With blasts and killing unceasing, government has a lot to answer for

The fondness of the government to resolve the issue of terrorism through talks alone has taken away its attention from vital measures that need to be undertaken to improve the internal security. The National Counter-Terrorism Authority (NACTA) which was to be the centerpiece of the government’s anti-terrorism policy remains marred in disputes caused by interior minister’s tendency to bring as many institutions under its thumb as possible. The Authority was originally visualised as an independent body answerable directly to the prime minister was subsequently brought under the interior ministry’s control. While this was rejected by the opposition, it also led to litigation. Reservations shown by senior officials of the interior ministry and intelligence agencies over the restructuring of NACTA have jeopardised the revival of the key organisation. The Protection of Pakistan Ordinance (PPO), another pillar of anti-terrorism policy, has yet to cross the hurdle of the opposition dominated Senate. Failure to revolve a consensus over the controversial Ordinance may lead to the Senate blocking it.
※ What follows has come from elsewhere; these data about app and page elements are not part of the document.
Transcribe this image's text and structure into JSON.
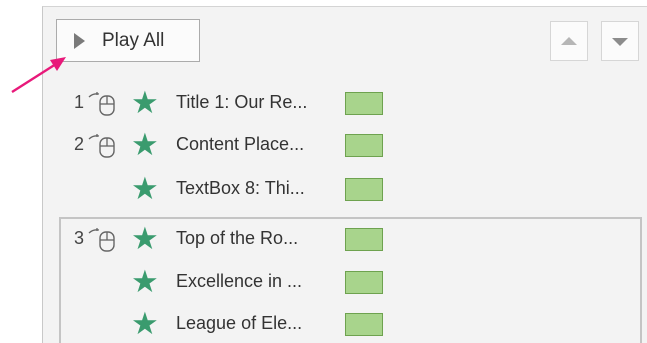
{
  "toolbar": {
    "play_all_label": "Play All",
    "play_icon": "play-triangle-icon",
    "move_up_icon": "triangle-up-icon",
    "move_down_icon": "triangle-down-icon"
  },
  "animation_list": [
    {
      "order": "1",
      "trigger_icon": "mouse-click-icon",
      "effect_icon": "green-star-icon",
      "label": "Title 1: Our Re..."
    },
    {
      "order": "2",
      "trigger_icon": "mouse-click-icon",
      "effect_icon": "green-star-icon",
      "label": "Content Place..."
    },
    {
      "order": "",
      "trigger_icon": "",
      "effect_icon": "green-star-icon",
      "label": "TextBox 8: Thi..."
    },
    {
      "order": "3",
      "trigger_icon": "mouse-click-icon",
      "effect_icon": "green-star-icon",
      "label": "Top of the Ro..."
    },
    {
      "order": "",
      "trigger_icon": "",
      "effect_icon": "green-star-icon",
      "label": "Excellence in ..."
    },
    {
      "order": "",
      "trigger_icon": "",
      "effect_icon": "green-star-icon",
      "label": "League of Ele..."
    }
  ],
  "colors": {
    "effect_star": "#3a9b6e",
    "timing_bar_fill": "#a8d48c",
    "timing_bar_border": "#6ea24f",
    "callout_arrow": "#e8197a"
  }
}
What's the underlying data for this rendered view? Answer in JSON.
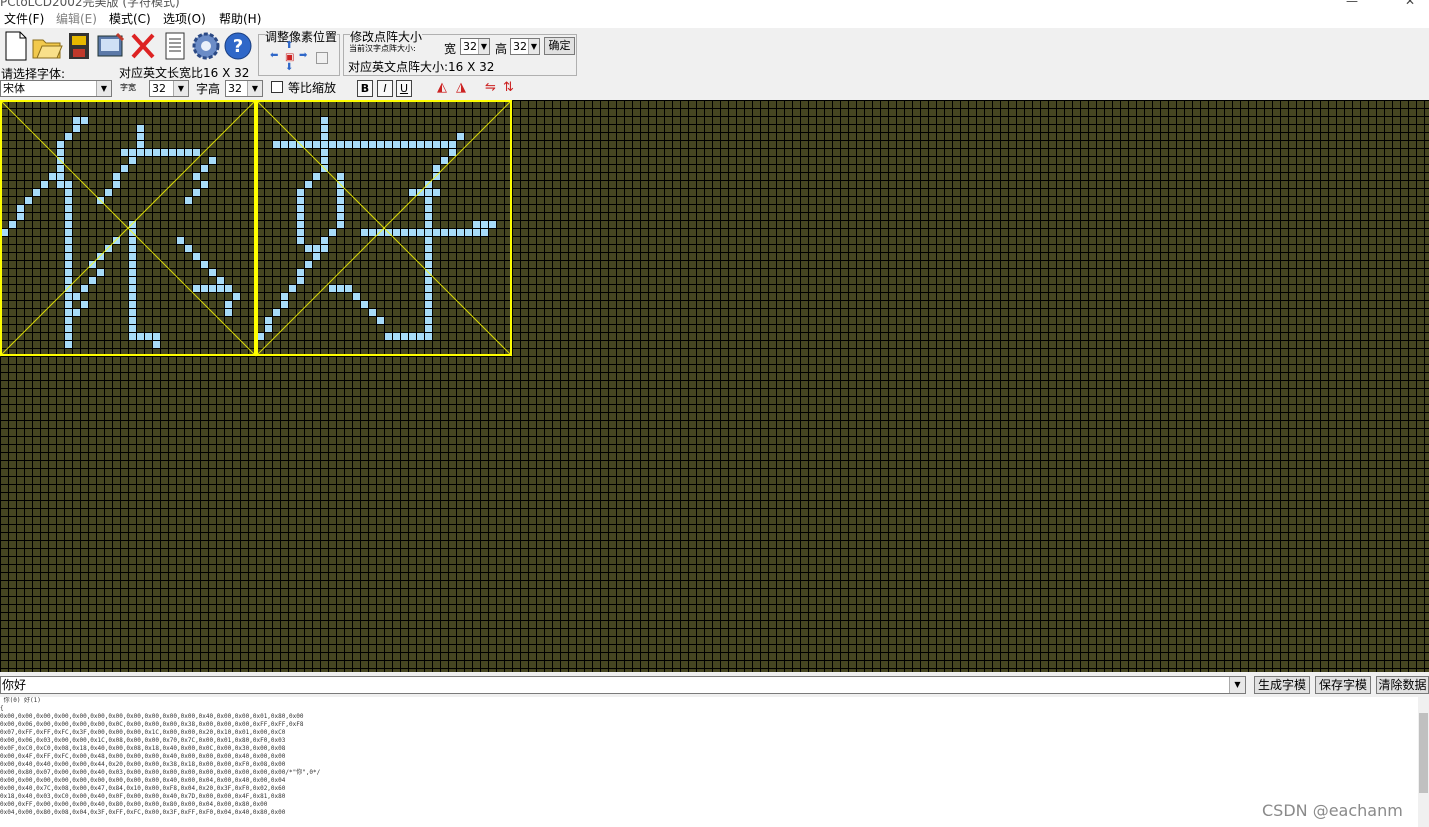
{
  "window": {
    "title": "PCtoLCD2002完美版 (字符模式)"
  },
  "menu": [
    {
      "label": "文件(F)",
      "disabled": false
    },
    {
      "label": "编辑(E)",
      "disabled": true
    },
    {
      "label": "模式(C)",
      "disabled": false
    },
    {
      "label": "选项(O)",
      "disabled": false
    },
    {
      "label": "帮助(H)",
      "disabled": false
    }
  ],
  "toolbar": {
    "font_label": "请选择字体:",
    "font_value": "宋体",
    "ratio_text": "对应英文长宽比16 X 32",
    "char_width_label": "字宽",
    "char_width_value": "32",
    "char_height_label": "字高",
    "char_height_value": "32",
    "proportional_label": "等比缩放",
    "adjust_pixel_label": "调整像素位置",
    "resize_label": "修改点阵大小",
    "current_size_label": "当前汉字点阵大小:",
    "width_label": "宽",
    "width_value": "32",
    "height_label": "高",
    "height_value": "32",
    "confirm_label": "确定",
    "english_size_text": "对应英文点阵大小:16 X 32",
    "bold": "B",
    "italic": "I",
    "underline": "U"
  },
  "editor": {
    "text": "你好",
    "cell_color": "#464621",
    "pixel_color": "#a8dcf8",
    "guide_color": "#ffff00"
  },
  "buttons": {
    "generate": "生成字模",
    "save": "保存字模",
    "clear": "清除数据"
  },
  "output": {
    "header": " 你(0) 好(1)",
    "lines": [
      "{",
      "0x00,0x00,0x00,0x00,0x00,0x00,0x00,0x00,0x00,0x00,0x00,0x40,0x00,0x00,0x01,0x80,0x00",
      "0x00,0x06,0x00,0x00,0x00,0x00,0x0C,0x00,0x00,0x00,0x38,0x00,0x00,0x00,0xFF,0xFF,0xF8",
      "0x07,0xFF,0xFF,0xFC,0x3F,0x00,0x00,0x00,0x1C,0x00,0x00,0x20,0x10,0x01,0x00,0xC0",
      "0x00,0x06,0x03,0x00,0x00,0x1C,0x08,0x00,0x00,0x70,0x7C,0x00,0x01,0x80,0xF0,0x03",
      "0x0F,0xC0,0xC0,0x08,0x18,0x40,0x00,0x08,0x18,0x40,0x00,0x0C,0x00,0x30,0x00,0x08",
      "0x00,0x4F,0xFF,0xFC,0x00,0x48,0x00,0x00,0x00,0x40,0x00,0x00,0x00,0x40,0x00,0x00",
      "0x00,0x40,0x40,0x00,0x00,0x44,0x20,0x00,0x00,0x38,0x18,0x00,0x00,0xF0,0x08,0x00",
      "0x00,0x80,0x07,0x00,0x00,0x40,0x03,0x00,0x00,0x00,0x00,0x00,0x00,0x00,0x00,0x00/*\"你\",0*/",
      "0x00,0x00,0x00,0x00,0x00,0x00,0x00,0x00,0x00,0x40,0x00,0x04,0x00,0x40,0x00,0x04",
      "0x00,0x40,0x7C,0x08,0x00,0x47,0x84,0x10,0x00,0xF8,0x04,0x20,0x3F,0xF0,0x02,0x60",
      "0x18,0x40,0x03,0xC0,0x00,0x40,0x0F,0x00,0x00,0x40,0x7D,0x00,0x00,0x4F,0x81,0x80",
      "0x00,0xFF,0x00,0x00,0x00,0x40,0x80,0x00,0x00,0x80,0x00,0x04,0x00,0x80,0x00",
      "0x04,0x00,0x80,0x08,0x04,0x3F,0xFF,0xFC,0x00,0x3F,0xFF,0xF0,0x04,0x40,0x80,0x00"
    ]
  },
  "watermark": "CSDN @eachanm"
}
The government is totally depending on the sometimes-on, sometime-off talks with the TTP for the restoration of peace, little realizing that numerous terrorist groups are outside the network’s discipline. There is also a perception that some of the groups which continue to attack do so under a well thought out strategy devised by the TTP to extract more concessions from the government during the talks.

Blasts took place in two provinces and the federal capital on Tuesday with varying intensity and scale of damage. In Islamabad initially 18 people died when an explosion occurred in the Sabzi Mandi area of the Metro shopping center. It is the height of incapacity on the part of the Interior Minister who had vowed, within days of being sworn in, to turn Islamabad into a show case city vis a vis security and good administration. The attack has sent a wave of insecurity in the capital with people complaining that the government has failed to provide security of life to the citizens. The train blast in Sibi has already taken a toll of 16. In the case of Balochistan, the government has gone to the equally harmful other extreme of total reliance on force without any initiative of talks with the insurgent leadership. The United Baloch Army has reportedly claimed responsibility for the attack. The attack also exposes the failure of the Railways Ministry to maintain proper watch and ward system at railway stations.

There were three blasts in Hyderabad, though no loss of life was reported. The mistakes committed by the LEAs in Balochistan are being repeated in Sindh through forced disapearances and extra judicial killings. This has to be stopped.

A progress report on talks with the Taliban needs to be presented before an APC. Ch Nisar must drop his abrasive attitude and take the opposition on board to update the policy on talks and terrorism in general.